- Lack of energy
- Weight loss
- Generalized darkening of skin color (often referred to as bronzing)
- Abdominal pain
- Loss of sexual desire
- Testicular atrophy
- Loss of body hair
- Heart problems
- Symptoms related to the onset of diabetes
Signs and tests
A physical examination shows an enlarged liver, enlarged spleen, and pigmentation changes in the skin.
If hemochromatosis is suspected, blood tests may help make the diagnosis. These include:
- Elevated serum iron
- Elevated TIBC (total iron binding capacity)
- Elevated serum ferritin
- Elevated percentage of transferrin saturation
This diagnosis may be confirmed with a liver biopsy or by systemic removal of iron through blood removal (quantitative phlebotomy).
Recently, genetic mutations have been found in some families who have hemochromatosis. Blood tests can be used to look for these genetic changes and confirm the diagnosis of hemochromatosis as well as to determine who may be at high risk of developing the disease.
Other tests after initial diagnosis may include liver function tests (LFT), CT scan, MRI, ultrasound, biphasic helical CAT scan, alpha fetoprotein, PIVKA-II, glucose, hepatitis screening, and ECG.
The goal of treatment is to remove excess iron from the body and to give supportive treatment to damaged organs.
Iron removal is done by phlebotomy (removal of blood). One-half liter of blood is removed from the body each week for 2 to 3 years until the iron stores are depleted. After that, less frequent phlebotomy is needed to maintain iron levels within normal limits. The frequency of additional phlebotomy is determined individually for each person based on levels of hemoglobin, serum ferritin, and continuing symptoms.
Loss of sexual desire and change in secondary sexual characteristics are improved with testosterone therapy.
Management of diabetes, arthritis, liver failure, and heart failure associated with this condition are the same as conventional treatments for these problems.
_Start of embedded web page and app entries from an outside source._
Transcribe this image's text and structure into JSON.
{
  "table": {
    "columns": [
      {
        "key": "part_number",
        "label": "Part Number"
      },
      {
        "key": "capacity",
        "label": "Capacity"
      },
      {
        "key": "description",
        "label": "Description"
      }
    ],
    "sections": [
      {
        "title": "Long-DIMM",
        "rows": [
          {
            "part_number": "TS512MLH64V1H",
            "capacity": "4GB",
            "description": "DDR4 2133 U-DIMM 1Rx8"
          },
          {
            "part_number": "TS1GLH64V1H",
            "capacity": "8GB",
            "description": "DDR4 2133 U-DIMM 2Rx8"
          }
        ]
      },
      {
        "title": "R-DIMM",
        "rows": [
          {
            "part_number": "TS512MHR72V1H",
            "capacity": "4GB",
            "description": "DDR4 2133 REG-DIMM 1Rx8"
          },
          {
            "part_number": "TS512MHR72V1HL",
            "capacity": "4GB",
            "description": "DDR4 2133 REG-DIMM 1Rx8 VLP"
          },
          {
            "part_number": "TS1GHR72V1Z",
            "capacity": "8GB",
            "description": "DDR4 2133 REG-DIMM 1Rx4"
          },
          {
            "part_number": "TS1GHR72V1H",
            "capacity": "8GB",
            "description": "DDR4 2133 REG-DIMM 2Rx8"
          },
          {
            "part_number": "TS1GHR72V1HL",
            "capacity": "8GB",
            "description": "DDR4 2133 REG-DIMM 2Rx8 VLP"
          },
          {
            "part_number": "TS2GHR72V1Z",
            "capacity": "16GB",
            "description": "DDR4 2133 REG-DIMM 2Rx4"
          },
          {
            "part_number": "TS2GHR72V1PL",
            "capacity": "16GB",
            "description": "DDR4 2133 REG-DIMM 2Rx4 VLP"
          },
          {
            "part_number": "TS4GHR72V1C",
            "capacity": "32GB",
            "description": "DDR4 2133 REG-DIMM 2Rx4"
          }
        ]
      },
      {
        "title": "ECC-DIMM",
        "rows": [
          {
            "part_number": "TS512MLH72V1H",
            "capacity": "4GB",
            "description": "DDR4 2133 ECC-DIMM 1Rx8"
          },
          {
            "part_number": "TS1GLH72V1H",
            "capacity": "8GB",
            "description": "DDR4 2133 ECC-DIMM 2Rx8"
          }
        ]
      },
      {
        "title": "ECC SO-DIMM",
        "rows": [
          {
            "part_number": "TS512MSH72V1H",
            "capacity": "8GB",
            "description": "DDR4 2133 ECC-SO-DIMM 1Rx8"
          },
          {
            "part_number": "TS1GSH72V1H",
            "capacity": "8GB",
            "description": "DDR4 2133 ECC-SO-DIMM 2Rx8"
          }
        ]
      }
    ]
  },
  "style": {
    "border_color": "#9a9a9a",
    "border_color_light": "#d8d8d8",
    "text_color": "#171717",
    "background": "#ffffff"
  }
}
People diagnosed with hemochromatosis must follow a special diet to help maintain a lower serum ferritin. The diet prohibits alcohol consumption, especially for patients who have suffered liver damage. People with hemochromatosis must also avoid iron pills or vitamins containing iron, vitamin supplements, iron cookware, raw seafood (cooked is fine), or fortified processed foods such as 100% iron breakfast cereals.
Diet does not prevent, control, or cure hemochromatosis, and phlebotomy is the most efficient method for removing excess iron from the body.
The earlier a diagnosis is made and treatment is implemented, the better. If treatment is started before any organs have been affected, associated diseases such as liver disease, heart disease, arthritis, and diabetes can usually be prevented. The prognosis will be variable for people who already suffer from associated diseases, and it will depend on the degree of the organ damage. Early detection and treatment is key in preventing organ damage and associated diseases. Some of the damage to target organs can be reversed when hemochromatosis is detected early and treated aggressively with phlebotomy.
Organizations such as the National Institute of Diabetes and Digestive Kidney Diseases (NIDDK), Centers for Disease Control and Prevention (CDC), and the American Hemochromatosis Society (AHS) are working to promote screening for hemochromatosis to improve early diagnosis and treatment.
- Liver failure
- Liver cancer
Calling your health care provider
Call your health care provider if symptoms of hemochromatosis develop.
Call for an appointment with your health care provider (for screening) if a family member has been diagnosed with hemochromatosis.
Screening family members of a person diagnosed with hemochromatosis may detect the disease early so that treatment can be started before organ damage has occurred in other affected relatives.
by Sharon M. Smith, M.D.
All ArmMed Media material is provided for information only and is neither advice nor a substitute for proper medical care. Consult a qualified healthcare professional who understands your particular history for individual concerns.